                In some instances, it may make more sense for a small business to seek financing by getting investors to invest cash into the business in exchange for equity in the business.  If done correctly, this will limit the business owner’s personal liability and allow him or her to operate the business without some of the restrictions created by the covenants discussed above.  However, investors into the business will want some degree of control over significant operating decisions. They will also be entitled to distributions and a portion of the proceeds from any sale of the business as long as they own equity in the entity, which can last long after a loan would have been repaid. Furthermore, investors often demand fixed distributions at a preferential rate of return, leaving less cash available to the small business and its owner. 

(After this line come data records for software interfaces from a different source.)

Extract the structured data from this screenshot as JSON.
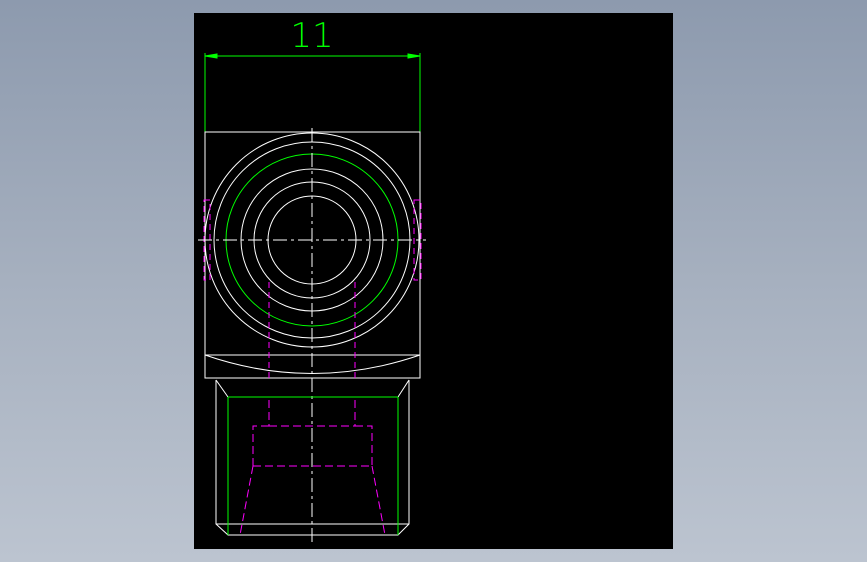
{
  "drawing": {
    "dimension_label": "11",
    "colors": {
      "background": "#000000",
      "outline": "#ffffff",
      "dimension": "#00ff00",
      "hidden": "#ff00ff",
      "page_bg": "#a2acbc"
    }
  }
}
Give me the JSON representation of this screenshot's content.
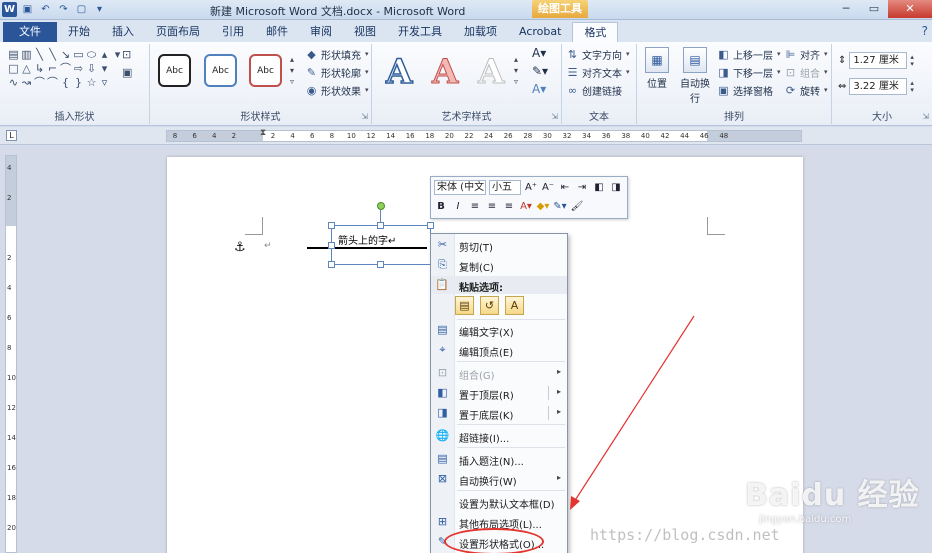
{
  "title": "新建 Microsoft Word 文档.docx - Microsoft Word",
  "context_tab": "绘图工具",
  "tabs": [
    {
      "label": "文件"
    },
    {
      "label": "开始"
    },
    {
      "label": "插入"
    },
    {
      "label": "页面布局"
    },
    {
      "label": "引用"
    },
    {
      "label": "邮件"
    },
    {
      "label": "审阅"
    },
    {
      "label": "视图"
    },
    {
      "label": "开发工具"
    },
    {
      "label": "加载项"
    },
    {
      "label": "Acrobat"
    },
    {
      "label": "格式"
    }
  ],
  "ribbon": {
    "insert_shapes": {
      "label": "插入形状"
    },
    "shape_styles": {
      "label": "形状样式",
      "sample": "Abc",
      "fill": "形状填充",
      "outline": "形状轮廓",
      "effects": "形状效果"
    },
    "wordart": {
      "label": "艺术字样式",
      "letter": "A"
    },
    "text": {
      "label": "文本",
      "direction": "文字方向",
      "align": "对齐文本",
      "link": "创建链接"
    },
    "arrange": {
      "label": "排列",
      "position": "位置",
      "wrap": "自动换行",
      "forward": "上移一层",
      "backward": "下移一层",
      "pane": "选择窗格",
      "align": "对齐",
      "group": "组合",
      "rotate": "旋转"
    },
    "size": {
      "label": "大小",
      "height": "1.27 厘米",
      "width": "3.22 厘米"
    }
  },
  "ruler_ticks": [
    "8",
    "6",
    "4",
    "2",
    "",
    "2",
    "4",
    "6",
    "8",
    "10",
    "12",
    "14",
    "16",
    "18",
    "20",
    "22",
    "24",
    "26",
    "28",
    "30",
    "32",
    "34",
    "36",
    "38",
    "40",
    "42",
    "44",
    "46",
    "48"
  ],
  "vruler_ticks": [
    "4",
    "2",
    "",
    "2",
    "4",
    "6",
    "8",
    "10",
    "12",
    "14",
    "16",
    "18",
    "20"
  ],
  "textbox_text": "箭头上的字↵",
  "paragraph_mark": "↵",
  "minibar": {
    "font": "宋体 (中文",
    "size": "小五"
  },
  "context_menu": {
    "paste_header": "粘贴选项:",
    "items": [
      {
        "label": "剪切(T)"
      },
      {
        "label": "复制(C)"
      },
      {
        "label": "编辑文字(X)"
      },
      {
        "label": "编辑顶点(E)"
      },
      {
        "label": "组合(G)"
      },
      {
        "label": "置于顶层(R)"
      },
      {
        "label": "置于底层(K)"
      },
      {
        "label": "超链接(I)..."
      },
      {
        "label": "插入题注(N)..."
      },
      {
        "label": "自动换行(W)"
      },
      {
        "label": "设置为默认文本框(D)"
      },
      {
        "label": "其他布局选项(L)..."
      },
      {
        "label": "设置形状格式(O)..."
      }
    ]
  },
  "watermark": {
    "brand": "Baidu 经验",
    "url": "jingyan.baidu.com",
    "csdn": "https://blog.csdn.net"
  },
  "colors": {
    "accent": "#2b579a",
    "highlight": "#e3342f",
    "context_tab": "#e7a93c"
  }
}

                There are strict federal and state laws governing the process of obtaining financing through investors.  Small business owners should seek the advice of experienced counsel to ensure they are in full compliance with the law and are not exposing themselves to undue liability.  As a federal matter, generally securities that are sold to the public must be registered with in compliance with federal securities law.  However, there are certain exemptions, including exemptions for private placement offerings to accredited investors (persons or entities that satisfy certain requirements regarding income, net worth, asset size, governance status, or professional experience).  These offerings are conducted through a private placement memorandum and are not offered to the market at large.  Each state also has requirements regarding the registration of securities offerings.  An experienced attorney can help a small business owner ensure that the proper filings are made and that each investor is a duly qualified accredited investor. 

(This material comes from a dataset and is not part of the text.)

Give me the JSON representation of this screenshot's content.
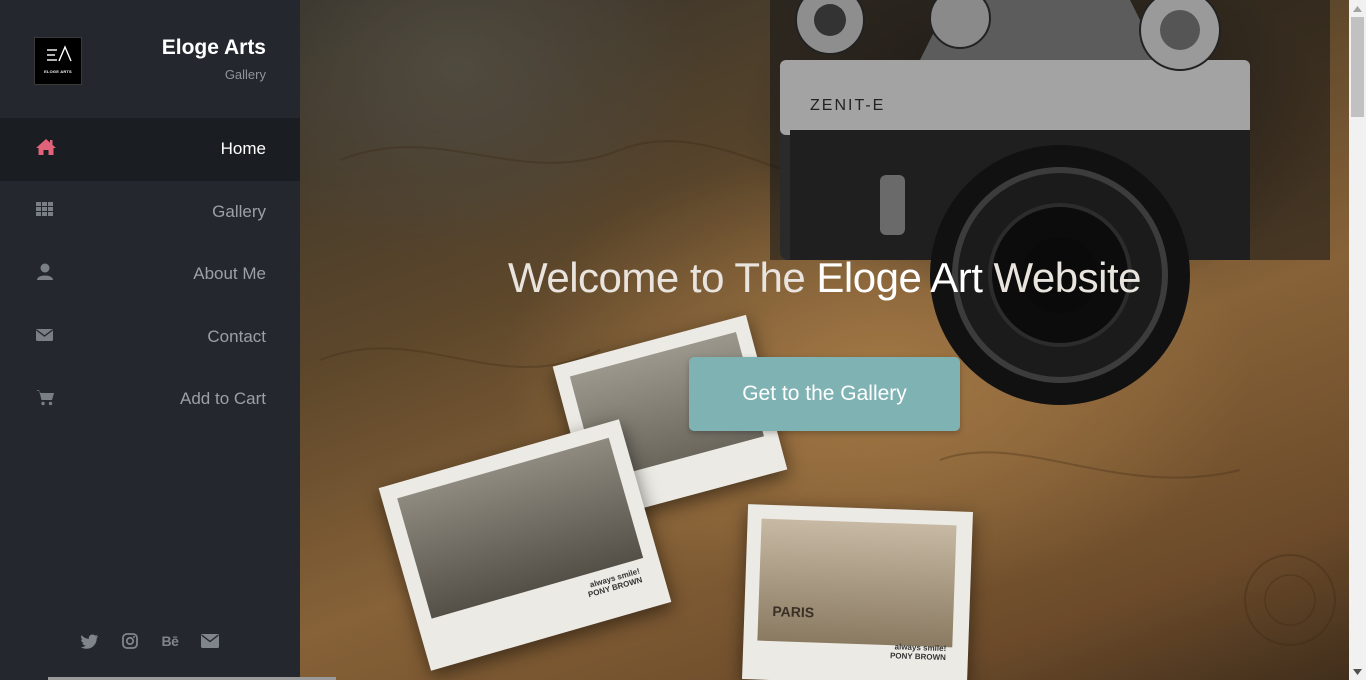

                The small business offering securities must provide potential investors with a private placement memorandum.  This is a document that contains everything the investor needs to know about the business that is necessary to make an informed investment decision.  A private placement memorandum contains information about the business and its financial prospectus, organizational structure, market, and most importantly, potential risks associated with the business. If the business makes a material misstatement in its communications with potential investors or omits information that is material (information that would affect an investor’s decision whether or not to invest), the investor can sue the person offering the securities (the small business owner) personally. A thorough private placement memorandum that describes any and all potential risks of investment reduces the chance that an investor’s claim will succeed. It is important to get the assistance of qualified legal counsel to draft the private placement memorandum to protect the small business owner from potential liability from investors.

 

Diva Bole is an associate in PK Law’s Corporate and Real Estate Group. She focuses her practice area on business formation, mergers and acquisitions, joint ventures, commercial lending, financing and leasing, complex contracts, and corporate restructuring.  Diva can be reached at 410-938-2645 or dbole@pklaw.com.